THE TASK:
Read the data, and whenever a line holds the word "float", report that line.
Top of SOURCE INFORMATION
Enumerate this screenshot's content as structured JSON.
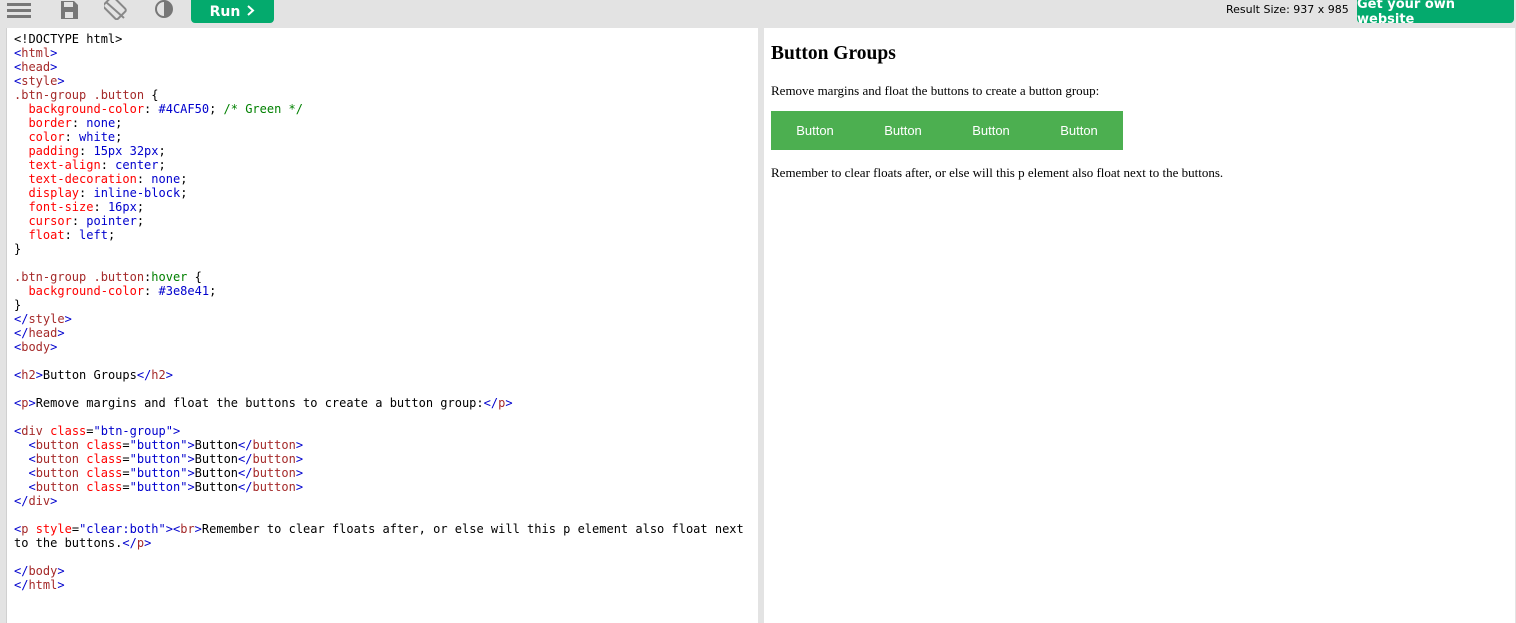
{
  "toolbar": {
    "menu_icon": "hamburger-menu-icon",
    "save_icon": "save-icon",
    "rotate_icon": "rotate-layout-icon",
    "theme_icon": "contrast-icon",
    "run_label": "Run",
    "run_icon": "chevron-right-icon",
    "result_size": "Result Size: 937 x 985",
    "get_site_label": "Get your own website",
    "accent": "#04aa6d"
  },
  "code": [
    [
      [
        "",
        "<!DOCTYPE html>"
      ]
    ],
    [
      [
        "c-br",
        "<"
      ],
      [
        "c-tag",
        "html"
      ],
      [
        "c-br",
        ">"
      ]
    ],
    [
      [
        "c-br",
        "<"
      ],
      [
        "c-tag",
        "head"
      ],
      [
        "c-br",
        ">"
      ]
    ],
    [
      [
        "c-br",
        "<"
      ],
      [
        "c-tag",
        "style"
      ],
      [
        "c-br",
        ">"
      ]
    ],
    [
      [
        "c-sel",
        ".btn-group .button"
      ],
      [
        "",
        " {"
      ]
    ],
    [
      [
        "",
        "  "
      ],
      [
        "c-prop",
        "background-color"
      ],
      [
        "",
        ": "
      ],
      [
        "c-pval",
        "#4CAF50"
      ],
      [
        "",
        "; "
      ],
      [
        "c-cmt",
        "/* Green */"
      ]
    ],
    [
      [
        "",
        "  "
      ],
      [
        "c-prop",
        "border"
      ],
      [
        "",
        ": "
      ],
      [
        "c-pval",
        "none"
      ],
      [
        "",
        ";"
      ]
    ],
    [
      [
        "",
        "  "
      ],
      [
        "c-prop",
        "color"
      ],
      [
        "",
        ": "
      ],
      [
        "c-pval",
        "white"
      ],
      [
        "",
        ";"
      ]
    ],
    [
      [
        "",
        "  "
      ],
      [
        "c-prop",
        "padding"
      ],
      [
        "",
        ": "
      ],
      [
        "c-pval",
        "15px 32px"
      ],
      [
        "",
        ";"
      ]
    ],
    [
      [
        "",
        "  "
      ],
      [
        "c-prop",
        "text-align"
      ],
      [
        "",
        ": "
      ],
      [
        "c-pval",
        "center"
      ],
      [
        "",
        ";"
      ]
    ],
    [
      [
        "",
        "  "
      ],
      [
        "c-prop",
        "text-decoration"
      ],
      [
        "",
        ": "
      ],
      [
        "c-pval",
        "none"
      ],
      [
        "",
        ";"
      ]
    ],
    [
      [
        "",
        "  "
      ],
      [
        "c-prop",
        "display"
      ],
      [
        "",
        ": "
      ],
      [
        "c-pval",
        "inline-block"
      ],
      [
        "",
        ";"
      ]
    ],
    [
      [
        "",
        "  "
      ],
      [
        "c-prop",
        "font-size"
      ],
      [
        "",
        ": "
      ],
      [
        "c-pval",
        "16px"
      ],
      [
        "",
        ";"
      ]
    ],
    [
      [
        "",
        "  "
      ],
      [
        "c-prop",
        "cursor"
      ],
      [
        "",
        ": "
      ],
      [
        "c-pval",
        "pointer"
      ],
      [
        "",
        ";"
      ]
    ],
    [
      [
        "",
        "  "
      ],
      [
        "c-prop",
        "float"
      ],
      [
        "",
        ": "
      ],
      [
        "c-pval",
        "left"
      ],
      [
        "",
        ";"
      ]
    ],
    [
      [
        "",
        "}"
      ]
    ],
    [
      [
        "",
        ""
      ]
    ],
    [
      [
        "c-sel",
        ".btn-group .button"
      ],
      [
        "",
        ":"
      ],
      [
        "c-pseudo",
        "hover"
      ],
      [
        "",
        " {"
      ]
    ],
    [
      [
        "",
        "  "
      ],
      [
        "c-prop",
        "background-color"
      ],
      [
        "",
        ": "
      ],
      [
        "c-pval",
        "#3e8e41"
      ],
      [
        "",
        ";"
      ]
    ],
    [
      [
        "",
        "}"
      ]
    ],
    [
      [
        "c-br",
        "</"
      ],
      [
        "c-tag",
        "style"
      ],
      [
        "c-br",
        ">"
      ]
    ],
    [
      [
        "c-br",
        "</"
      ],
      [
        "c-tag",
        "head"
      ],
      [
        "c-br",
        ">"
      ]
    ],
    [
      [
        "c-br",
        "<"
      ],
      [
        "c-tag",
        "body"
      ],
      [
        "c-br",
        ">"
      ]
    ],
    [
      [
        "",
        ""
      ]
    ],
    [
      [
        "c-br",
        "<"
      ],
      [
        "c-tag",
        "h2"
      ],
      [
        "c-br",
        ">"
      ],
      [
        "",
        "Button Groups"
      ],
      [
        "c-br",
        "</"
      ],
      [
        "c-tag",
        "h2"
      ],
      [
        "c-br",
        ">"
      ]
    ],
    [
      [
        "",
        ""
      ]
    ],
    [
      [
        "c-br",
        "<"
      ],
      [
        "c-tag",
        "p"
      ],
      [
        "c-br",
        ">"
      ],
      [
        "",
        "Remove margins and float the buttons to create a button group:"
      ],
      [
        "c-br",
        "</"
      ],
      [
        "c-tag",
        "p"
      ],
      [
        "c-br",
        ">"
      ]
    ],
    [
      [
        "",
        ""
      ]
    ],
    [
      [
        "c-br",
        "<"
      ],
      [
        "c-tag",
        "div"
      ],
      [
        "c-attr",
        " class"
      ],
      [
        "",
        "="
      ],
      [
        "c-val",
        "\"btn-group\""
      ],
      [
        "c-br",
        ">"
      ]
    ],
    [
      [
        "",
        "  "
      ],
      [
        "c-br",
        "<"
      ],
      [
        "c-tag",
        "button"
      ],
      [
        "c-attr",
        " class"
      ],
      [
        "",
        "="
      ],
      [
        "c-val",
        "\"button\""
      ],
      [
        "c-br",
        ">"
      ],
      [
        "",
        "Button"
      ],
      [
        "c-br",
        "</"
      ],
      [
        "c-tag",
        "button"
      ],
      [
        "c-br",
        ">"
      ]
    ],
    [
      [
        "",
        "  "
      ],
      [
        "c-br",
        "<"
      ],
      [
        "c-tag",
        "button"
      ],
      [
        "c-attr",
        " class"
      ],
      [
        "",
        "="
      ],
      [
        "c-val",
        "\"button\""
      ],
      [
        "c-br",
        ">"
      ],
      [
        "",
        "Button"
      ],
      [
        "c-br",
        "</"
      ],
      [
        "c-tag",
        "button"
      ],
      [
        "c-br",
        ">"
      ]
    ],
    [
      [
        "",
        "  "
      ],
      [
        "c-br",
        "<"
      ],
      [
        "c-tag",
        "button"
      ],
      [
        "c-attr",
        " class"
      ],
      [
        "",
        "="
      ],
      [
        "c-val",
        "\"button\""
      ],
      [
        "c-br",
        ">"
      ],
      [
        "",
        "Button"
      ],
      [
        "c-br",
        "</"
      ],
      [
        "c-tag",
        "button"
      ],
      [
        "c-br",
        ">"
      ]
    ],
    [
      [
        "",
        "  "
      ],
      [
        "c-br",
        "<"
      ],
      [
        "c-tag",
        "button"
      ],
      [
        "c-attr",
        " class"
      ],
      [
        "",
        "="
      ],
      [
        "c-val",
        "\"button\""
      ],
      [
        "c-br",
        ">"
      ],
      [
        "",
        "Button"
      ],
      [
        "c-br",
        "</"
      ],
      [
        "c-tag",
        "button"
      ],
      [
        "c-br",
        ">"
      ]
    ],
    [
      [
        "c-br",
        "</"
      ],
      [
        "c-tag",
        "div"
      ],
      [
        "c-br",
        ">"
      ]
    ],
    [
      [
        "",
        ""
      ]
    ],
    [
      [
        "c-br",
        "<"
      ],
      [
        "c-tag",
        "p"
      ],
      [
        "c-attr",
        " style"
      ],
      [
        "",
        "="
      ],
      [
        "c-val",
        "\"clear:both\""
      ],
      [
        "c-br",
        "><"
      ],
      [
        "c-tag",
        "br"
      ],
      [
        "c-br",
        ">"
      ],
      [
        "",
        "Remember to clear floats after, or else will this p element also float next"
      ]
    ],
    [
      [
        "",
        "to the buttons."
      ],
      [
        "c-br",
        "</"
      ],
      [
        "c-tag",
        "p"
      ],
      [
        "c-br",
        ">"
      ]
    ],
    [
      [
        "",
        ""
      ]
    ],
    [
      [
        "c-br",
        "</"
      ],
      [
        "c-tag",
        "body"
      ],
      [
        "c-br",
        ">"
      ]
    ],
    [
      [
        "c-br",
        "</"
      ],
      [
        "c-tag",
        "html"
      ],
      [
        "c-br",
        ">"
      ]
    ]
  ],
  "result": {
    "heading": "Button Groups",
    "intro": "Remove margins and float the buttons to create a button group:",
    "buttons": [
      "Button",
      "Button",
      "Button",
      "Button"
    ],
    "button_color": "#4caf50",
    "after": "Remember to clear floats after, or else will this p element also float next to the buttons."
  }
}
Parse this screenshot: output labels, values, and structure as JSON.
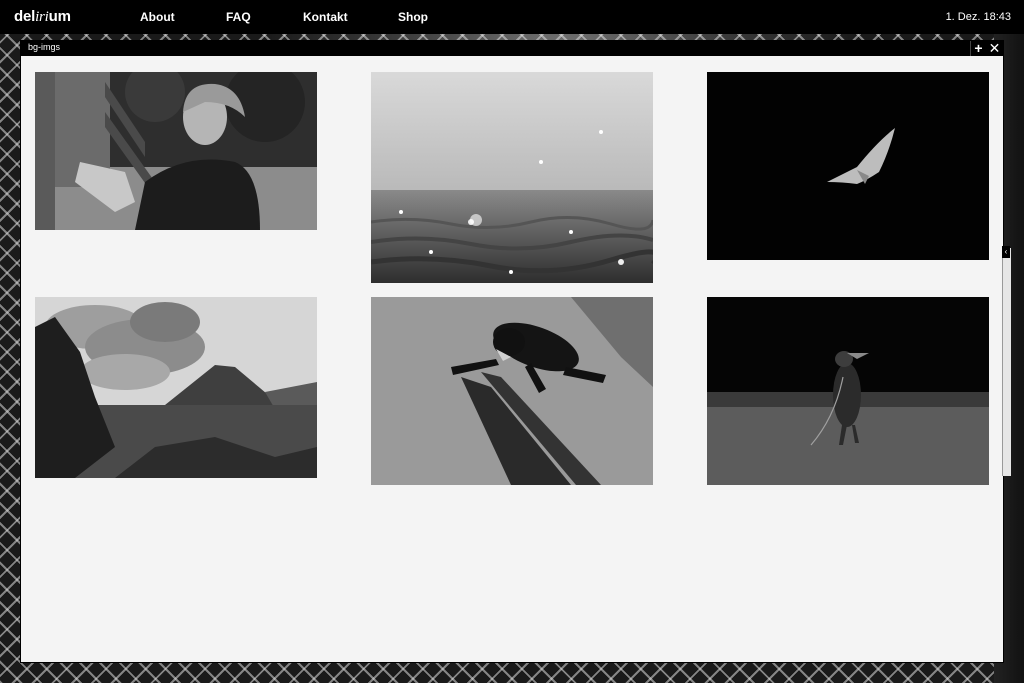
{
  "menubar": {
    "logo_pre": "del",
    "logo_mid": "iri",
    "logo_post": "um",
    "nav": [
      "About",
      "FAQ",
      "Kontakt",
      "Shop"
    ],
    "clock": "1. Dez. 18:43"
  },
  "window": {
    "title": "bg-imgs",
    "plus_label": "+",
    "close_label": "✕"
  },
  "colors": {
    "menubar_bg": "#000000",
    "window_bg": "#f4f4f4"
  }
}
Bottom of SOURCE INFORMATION
RESPONSE AREA:
        "float"
        "Remove margins and float the buttons to create a button group:"
        "Remember to clear floats after, or else will this p element also float next"
    "intro": "Remove margins and float the buttons to create a button group:",
    "after": "Remember to clear floats after, or else will this p element also float next to the buttons."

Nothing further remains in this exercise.